What is a Minimum Viable Product (MVP)?

Starting up any business is hard. In fact, 70% of Startups will fail for many reasons including No Market Need (42%) and Ran out cash (29%).

On top of this, in recent years Software as a Service (SaaS) has become an increasingly attractive and rewarding business model. It is predicted that by 2023, the SaaS marketing will be worth $623 billion with an annual growth rate of 18%.  

With the market being so saturated and competitive, it’s hard for SaaS Startups to get noticed and find customers. However, when a great idea is combined with the right technologies, everything is possible. So, what can you do to try and prevent becoming part of that 70%? The answer is to create a Minimum Viable Product (MVP).

What Is The Goal Of An MVP?

The goal of an MVP for a SaaS Startup is to validate your ideas and get them out into the market quickly.  It also allows for feedback in order to develop the business in the right direction. In most cases this is usually done through creating a very basic version of the application.

An MVP is a version of the application that has minimum features so as to only satisfy its early users. At the early stages of your business, it is important to talk to these potential users and gain insight as to how they might use your application. The aim is to provide evidence that there is a place in the market for the application, whilst conducting the least amount of risk possible. Having this proof also enables you to prove to investors that your application is worth investing in.

Once you receive and analyse feedback from the product’s initial users and possible gain funding, you can begin to design the full version of the application with a complete set of features.

What should an MVP contain?
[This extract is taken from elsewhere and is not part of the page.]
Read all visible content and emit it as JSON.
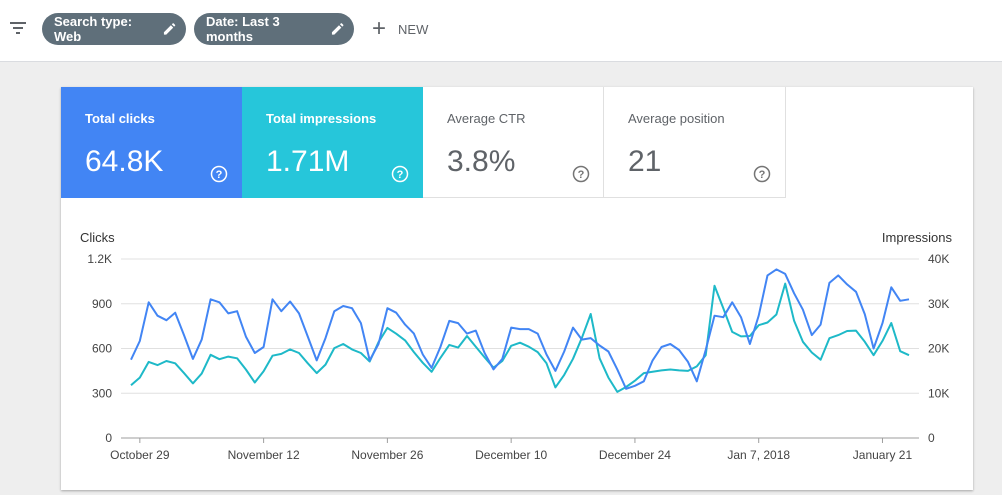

Your MVP is a version of the application that contains just enough features to be viable and covers the main functionality of the final application. MVPs succeed by creating a simple experience to test demand. By limiting yourself to testing just the main value of your product, you give yourself room to fail without too much risk at stake.
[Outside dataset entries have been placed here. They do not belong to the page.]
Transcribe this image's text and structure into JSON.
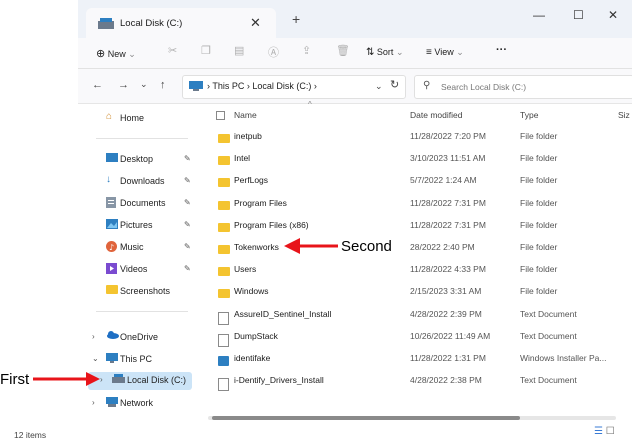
{
  "window": {
    "tab_title": "Local Disk (C:)",
    "tab_close": "✕",
    "new_tab": "+",
    "minimize": "—",
    "maximize": "☐",
    "close": "✕"
  },
  "toolbar": {
    "new_label": "New",
    "sort_label": "Sort",
    "view_label": "View",
    "more_label": "···"
  },
  "address": {
    "breadcrumb": "›  This PC  ›  Local Disk (C:)  ›",
    "search_placeholder": "Search Local Disk (C:)"
  },
  "nav_pane": {
    "home": "Home",
    "desktop": "Desktop",
    "downloads": "Downloads",
    "documents": "Documents",
    "pictures": "Pictures",
    "music": "Music",
    "videos": "Videos",
    "screenshots": "Screenshots",
    "onedrive": "OneDrive",
    "this_pc": "This PC",
    "local_disk": "Local Disk (C:)",
    "network": "Network"
  },
  "columns": {
    "name": "Name",
    "date": "Date modified",
    "type": "Type",
    "size": "Siz"
  },
  "files": [
    {
      "name": "inetpub",
      "date": "11/28/2022 7:20 PM",
      "type": "File folder",
      "icon": "folder-icon"
    },
    {
      "name": "Intel",
      "date": "3/10/2023 11:51 AM",
      "type": "File folder",
      "icon": "folder-icon"
    },
    {
      "name": "PerfLogs",
      "date": "5/7/2022 1:24 AM",
      "type": "File folder",
      "icon": "folder-icon"
    },
    {
      "name": "Program Files",
      "date": "11/28/2022 7:31 PM",
      "type": "File folder",
      "icon": "folder-icon"
    },
    {
      "name": "Program Files (x86)",
      "date": "11/28/2022 7:31 PM",
      "type": "File folder",
      "icon": "folder-icon"
    },
    {
      "name": "Tokenworks",
      "date": "28/2022 2:40 PM",
      "type": "File folder",
      "icon": "folder-icon"
    },
    {
      "name": "Users",
      "date": "11/28/2022 4:33 PM",
      "type": "File folder",
      "icon": "folder-icon"
    },
    {
      "name": "Windows",
      "date": "2/15/2023 3:31 AM",
      "type": "File folder",
      "icon": "folder-icon"
    },
    {
      "name": "AssureID_Sentinel_Install",
      "date": "4/28/2022 2:39 PM",
      "type": "Text Document",
      "icon": "document-icon"
    },
    {
      "name": "DumpStack",
      "date": "10/26/2022 11:49 AM",
      "type": "Text Document",
      "icon": "document-icon"
    },
    {
      "name": "identifake",
      "date": "11/28/2022 1:31 PM",
      "type": "Windows Installer Pa...",
      "icon": "installer-icon"
    },
    {
      "name": "i-Dentify_Drivers_Install",
      "date": "4/28/2022 2:38 PM",
      "type": "Text Document",
      "icon": "document-icon"
    }
  ],
  "status": {
    "items": "12 items"
  },
  "annotations": {
    "first": "First",
    "second": "Second"
  },
  "colors": {
    "arrow": "#e8141a",
    "selection": "#cce4f7",
    "folder": "#f4c430",
    "accent": "#1a73e8"
  }
}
To help you decide what these main features are, remember that MVP ‘s have three key characteristics:

  • Designed with enough features to make users want to buy and use the product
  • Demonstrates the benefits of the application to attract early users
  • Generates feedback, which allows valuable information needed for future business developments to be gathered.

When creating your MVP, it is important to separate the must-haves features and the bonus features.

It is easy to come up with a number of ideas that your application could do, however remember that it’s what your MVP needs to do that you must concentrate on. Ask yourself: Does this feature support your value statement? Does it help validate your application? Make sure you only include features that allow you to show there is place in the market for your idea and how it would help users at a very basic level.  

How should I go about building the MVP?

If you have programming skills, then great. Lots of programmers work on building an MVP as a side project over evenings and weekends. We would certainly not recommend to do this full time till the concept is tested via the early adopters and you have enough feedback to understand what will make your SaaS a success.

If you do not have development skills, then the best option is to find a good developer. A common way for many non technical founders is to find a programmer who is willing to work on building the MVP in return for an equity stake in your business. This is great if you have no cash, however you will be giving away a part of your company. Many a time apart from just skills, you need to look at a perfect fit for your developer as there will be discussions around which direction the product will go.

Another common way if you have some funding, is to hire a development company to build it for you. This costs a bit upfront, but allows you to retain full ownership of the company and control the direction of the product exactly as you want it. Many companies have overseas operations which allow to reduce the cost of this development to minimise your risk at this early stage.

Conclusion

The modern market has many examples of great products which started their life as an MVP.

DropBox , for example, made a video on their webpage explaining their application and shared it with their network to see people’s reactions. Dropbox’s video provided a simple yet effective experience by walking potential early adopters through what the product was and clearly demonstrated how it would help them, eventually showing users why they would want to pay for it.

However these days a simple video is not going to be enough to get consumer and investor interest. The easiest way is to build a minimum viable product, demonstrate the concept, demonstrate your expertise in building and launching the product and refining it by listening to the consumer feedback.